**What the task asks**
Return only these lines, exactly: the one containing "Convert this screenshot" and every line after it in the listing.
......
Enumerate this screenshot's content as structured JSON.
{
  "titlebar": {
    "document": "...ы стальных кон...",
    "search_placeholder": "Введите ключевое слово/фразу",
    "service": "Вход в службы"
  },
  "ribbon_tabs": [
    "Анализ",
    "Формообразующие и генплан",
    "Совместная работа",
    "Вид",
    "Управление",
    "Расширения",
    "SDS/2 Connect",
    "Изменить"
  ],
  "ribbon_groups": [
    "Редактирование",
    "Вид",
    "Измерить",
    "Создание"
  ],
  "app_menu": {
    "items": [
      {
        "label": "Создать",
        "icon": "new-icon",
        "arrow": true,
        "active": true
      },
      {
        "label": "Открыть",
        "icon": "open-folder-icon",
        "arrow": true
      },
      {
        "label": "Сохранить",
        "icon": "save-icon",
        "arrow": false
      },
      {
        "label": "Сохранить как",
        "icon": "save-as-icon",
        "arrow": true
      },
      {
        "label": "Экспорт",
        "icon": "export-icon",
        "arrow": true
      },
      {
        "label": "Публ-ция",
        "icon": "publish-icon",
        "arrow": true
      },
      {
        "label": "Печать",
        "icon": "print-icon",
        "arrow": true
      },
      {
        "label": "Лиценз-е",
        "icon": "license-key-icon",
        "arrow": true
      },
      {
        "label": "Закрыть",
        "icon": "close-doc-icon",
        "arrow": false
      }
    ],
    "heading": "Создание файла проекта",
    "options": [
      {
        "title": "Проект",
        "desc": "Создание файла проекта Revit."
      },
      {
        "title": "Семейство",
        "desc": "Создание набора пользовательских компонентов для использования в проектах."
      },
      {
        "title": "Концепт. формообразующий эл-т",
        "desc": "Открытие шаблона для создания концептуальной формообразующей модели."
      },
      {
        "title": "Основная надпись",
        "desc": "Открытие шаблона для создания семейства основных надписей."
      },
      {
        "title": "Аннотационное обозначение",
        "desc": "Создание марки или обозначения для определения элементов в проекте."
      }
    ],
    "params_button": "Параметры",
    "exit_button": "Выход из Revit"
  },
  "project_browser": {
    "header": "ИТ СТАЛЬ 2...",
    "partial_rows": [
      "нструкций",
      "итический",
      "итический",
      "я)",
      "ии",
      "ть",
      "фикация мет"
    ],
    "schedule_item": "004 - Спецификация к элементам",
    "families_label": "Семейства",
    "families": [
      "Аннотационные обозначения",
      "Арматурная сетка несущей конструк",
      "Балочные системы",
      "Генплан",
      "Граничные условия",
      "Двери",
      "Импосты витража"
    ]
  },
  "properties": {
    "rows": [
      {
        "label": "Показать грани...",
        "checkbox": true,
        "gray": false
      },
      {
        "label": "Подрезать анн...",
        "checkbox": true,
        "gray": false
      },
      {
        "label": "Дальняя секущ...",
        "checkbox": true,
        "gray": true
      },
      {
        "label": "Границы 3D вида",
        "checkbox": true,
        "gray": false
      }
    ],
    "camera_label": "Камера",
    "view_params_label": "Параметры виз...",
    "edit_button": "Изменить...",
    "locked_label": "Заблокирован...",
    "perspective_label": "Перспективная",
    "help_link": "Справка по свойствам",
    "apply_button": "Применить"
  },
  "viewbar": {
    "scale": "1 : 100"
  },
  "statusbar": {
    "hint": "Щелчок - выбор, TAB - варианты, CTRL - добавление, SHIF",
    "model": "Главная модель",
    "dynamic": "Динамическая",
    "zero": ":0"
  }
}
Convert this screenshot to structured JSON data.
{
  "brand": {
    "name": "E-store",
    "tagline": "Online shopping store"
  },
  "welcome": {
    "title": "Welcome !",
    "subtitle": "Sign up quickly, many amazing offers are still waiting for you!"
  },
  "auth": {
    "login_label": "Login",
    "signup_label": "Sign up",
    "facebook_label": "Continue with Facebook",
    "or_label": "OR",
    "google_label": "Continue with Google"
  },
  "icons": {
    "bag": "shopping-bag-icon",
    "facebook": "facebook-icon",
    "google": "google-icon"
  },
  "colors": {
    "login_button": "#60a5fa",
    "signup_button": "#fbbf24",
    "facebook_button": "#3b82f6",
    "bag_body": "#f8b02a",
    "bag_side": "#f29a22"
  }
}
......
**Response to the exercise**
Convert this screenshot to structured JSON data.
{
  "brand": {
    "name": "E-store",
    "tagline": "Online shopping store"
  },
  "welcome": {
    "title": "Welcome !",
    "subtitle": "Sign up quickly, many amazing offers are still waiting for you!"
  },
  "auth": {
    "login_label": "Login",
    "signup_label": "Sign up",
    "facebook_label": "Continue with Facebook",
    "or_label": "OR",
    "google_label": "Continue with Google"
  },
  "icons": {
    "bag": "shopping-bag-icon",
    "facebook": "facebook-icon",
    "google": "google-icon"
  },
  "colors": {
    "login_button": "#60a5fa",
    "signup_button": "#fbbf24",
    "facebook_button": "#3b82f6",
    "bag_body": "#f8b02a",
    "bag_side": "#f29a22"
  }
}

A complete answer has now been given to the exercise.